[Opening DATA TO EXAMINE section]
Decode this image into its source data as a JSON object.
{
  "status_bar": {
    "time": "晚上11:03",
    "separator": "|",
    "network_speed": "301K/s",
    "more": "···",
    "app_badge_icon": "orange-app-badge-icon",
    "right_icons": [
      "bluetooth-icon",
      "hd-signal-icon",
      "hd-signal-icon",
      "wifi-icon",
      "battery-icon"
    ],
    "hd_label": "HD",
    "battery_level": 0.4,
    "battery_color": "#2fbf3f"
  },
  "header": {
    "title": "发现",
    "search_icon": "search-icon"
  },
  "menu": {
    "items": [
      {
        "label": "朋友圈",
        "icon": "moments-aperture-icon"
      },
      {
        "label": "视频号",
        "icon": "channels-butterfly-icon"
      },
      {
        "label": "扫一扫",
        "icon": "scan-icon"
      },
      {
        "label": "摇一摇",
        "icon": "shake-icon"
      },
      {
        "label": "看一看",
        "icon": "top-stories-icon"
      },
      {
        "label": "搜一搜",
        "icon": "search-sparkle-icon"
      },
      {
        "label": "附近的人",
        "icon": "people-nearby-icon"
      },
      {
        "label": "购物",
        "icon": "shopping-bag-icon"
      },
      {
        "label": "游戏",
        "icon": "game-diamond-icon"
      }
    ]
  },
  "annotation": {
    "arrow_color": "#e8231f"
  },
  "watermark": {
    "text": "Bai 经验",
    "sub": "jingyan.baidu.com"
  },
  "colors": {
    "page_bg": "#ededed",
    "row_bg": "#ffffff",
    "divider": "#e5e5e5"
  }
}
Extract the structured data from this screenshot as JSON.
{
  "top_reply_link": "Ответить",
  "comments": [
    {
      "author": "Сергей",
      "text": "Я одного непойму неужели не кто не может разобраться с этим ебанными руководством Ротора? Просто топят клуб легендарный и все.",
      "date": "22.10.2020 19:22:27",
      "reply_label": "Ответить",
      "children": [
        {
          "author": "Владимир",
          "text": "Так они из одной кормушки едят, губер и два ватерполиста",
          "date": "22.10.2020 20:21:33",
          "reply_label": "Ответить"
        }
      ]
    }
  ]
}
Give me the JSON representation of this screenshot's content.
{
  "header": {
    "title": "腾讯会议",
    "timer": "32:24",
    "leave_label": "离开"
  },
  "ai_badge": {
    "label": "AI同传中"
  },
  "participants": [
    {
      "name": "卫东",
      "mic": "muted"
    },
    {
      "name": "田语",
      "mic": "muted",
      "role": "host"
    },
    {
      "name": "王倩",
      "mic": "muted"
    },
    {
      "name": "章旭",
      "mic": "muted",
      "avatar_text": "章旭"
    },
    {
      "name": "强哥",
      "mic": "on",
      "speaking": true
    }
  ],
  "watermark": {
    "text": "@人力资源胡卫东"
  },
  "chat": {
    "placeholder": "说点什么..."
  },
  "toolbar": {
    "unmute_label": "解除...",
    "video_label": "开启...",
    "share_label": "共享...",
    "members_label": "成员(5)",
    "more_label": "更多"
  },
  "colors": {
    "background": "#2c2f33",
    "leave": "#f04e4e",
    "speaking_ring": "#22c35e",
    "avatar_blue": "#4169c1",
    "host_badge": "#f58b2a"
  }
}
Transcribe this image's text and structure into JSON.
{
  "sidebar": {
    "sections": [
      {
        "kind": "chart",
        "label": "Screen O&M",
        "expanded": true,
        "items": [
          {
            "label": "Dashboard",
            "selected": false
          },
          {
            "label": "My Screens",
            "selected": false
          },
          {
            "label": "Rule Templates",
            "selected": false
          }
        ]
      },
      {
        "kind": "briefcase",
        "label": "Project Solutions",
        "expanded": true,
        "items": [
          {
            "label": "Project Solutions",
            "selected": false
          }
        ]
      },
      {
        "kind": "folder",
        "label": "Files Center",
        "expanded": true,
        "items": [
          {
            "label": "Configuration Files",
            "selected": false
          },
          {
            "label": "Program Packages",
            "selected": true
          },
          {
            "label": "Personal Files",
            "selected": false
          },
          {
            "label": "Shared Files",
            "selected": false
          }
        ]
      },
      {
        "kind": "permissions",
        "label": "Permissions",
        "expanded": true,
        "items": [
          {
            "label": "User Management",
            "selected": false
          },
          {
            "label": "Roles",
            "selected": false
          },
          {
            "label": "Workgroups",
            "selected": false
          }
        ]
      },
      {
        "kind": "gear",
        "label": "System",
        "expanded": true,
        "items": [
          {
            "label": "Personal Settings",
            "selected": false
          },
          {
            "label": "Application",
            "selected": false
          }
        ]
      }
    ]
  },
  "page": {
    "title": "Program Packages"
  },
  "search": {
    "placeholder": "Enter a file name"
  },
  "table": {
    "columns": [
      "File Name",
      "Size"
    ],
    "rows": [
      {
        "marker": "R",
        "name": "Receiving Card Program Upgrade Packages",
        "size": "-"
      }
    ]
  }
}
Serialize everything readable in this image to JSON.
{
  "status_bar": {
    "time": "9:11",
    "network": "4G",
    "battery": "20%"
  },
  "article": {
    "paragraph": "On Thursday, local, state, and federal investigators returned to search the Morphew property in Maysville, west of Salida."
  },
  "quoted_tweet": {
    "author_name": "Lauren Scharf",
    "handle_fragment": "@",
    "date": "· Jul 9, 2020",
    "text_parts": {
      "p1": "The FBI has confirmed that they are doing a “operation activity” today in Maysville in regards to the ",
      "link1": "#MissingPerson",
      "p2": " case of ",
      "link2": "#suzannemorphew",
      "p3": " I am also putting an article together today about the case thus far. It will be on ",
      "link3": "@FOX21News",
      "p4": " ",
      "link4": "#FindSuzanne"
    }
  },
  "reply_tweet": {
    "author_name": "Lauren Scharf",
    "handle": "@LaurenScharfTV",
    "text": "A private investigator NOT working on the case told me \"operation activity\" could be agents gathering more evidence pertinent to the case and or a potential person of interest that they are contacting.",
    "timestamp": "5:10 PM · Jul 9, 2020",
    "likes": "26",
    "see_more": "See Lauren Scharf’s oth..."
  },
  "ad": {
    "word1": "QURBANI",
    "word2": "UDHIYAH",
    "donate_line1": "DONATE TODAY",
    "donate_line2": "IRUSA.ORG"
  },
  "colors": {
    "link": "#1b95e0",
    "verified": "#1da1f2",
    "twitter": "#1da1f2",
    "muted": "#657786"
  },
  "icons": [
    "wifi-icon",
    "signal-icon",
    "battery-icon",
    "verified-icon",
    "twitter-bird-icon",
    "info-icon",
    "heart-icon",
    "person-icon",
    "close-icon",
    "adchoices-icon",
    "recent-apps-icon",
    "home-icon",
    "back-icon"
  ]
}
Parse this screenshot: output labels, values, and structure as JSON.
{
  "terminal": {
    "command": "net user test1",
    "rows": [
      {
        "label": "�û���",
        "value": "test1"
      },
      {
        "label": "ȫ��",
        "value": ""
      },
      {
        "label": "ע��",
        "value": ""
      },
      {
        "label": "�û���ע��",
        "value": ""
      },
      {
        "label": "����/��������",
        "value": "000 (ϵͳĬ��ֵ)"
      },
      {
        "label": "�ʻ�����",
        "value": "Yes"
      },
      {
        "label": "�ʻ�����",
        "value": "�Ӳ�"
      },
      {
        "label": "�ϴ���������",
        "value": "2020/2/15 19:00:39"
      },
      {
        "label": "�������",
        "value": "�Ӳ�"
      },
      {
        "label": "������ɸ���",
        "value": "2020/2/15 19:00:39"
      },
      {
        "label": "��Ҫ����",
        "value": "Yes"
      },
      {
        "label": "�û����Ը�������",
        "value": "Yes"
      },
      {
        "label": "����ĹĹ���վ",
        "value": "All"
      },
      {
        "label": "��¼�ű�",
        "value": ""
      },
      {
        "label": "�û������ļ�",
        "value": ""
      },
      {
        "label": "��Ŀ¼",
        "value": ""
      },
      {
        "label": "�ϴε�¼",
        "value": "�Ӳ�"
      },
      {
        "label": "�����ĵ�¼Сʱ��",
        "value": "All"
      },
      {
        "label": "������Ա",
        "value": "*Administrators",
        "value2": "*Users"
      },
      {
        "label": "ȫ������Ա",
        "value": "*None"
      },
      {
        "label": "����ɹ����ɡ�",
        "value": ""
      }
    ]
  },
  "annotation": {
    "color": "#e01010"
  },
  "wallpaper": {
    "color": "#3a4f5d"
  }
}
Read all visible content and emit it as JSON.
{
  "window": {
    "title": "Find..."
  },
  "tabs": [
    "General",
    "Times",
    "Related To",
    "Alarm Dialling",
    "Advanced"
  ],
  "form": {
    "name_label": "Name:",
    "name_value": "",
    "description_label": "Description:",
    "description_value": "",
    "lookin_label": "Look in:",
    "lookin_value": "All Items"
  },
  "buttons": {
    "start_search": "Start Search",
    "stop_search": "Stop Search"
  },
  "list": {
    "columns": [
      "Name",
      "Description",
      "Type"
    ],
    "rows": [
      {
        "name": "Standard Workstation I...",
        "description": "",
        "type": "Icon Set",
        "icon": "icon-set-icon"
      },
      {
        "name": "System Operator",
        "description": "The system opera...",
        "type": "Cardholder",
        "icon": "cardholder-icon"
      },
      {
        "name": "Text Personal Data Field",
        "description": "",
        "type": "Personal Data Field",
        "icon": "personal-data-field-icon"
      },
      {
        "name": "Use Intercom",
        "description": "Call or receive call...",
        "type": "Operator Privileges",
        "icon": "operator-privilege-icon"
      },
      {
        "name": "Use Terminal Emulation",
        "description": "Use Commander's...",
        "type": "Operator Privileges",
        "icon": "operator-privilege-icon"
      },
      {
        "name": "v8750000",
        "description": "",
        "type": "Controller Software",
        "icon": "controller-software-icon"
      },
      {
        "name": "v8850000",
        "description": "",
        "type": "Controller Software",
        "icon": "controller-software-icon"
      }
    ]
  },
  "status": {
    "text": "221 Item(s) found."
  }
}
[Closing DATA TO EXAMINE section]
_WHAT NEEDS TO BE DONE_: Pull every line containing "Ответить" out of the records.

_SOLUTION_:
  "top_reply_link": "Ответить",
      "reply_label": "Ответить",
          "reply_label": "Ответить"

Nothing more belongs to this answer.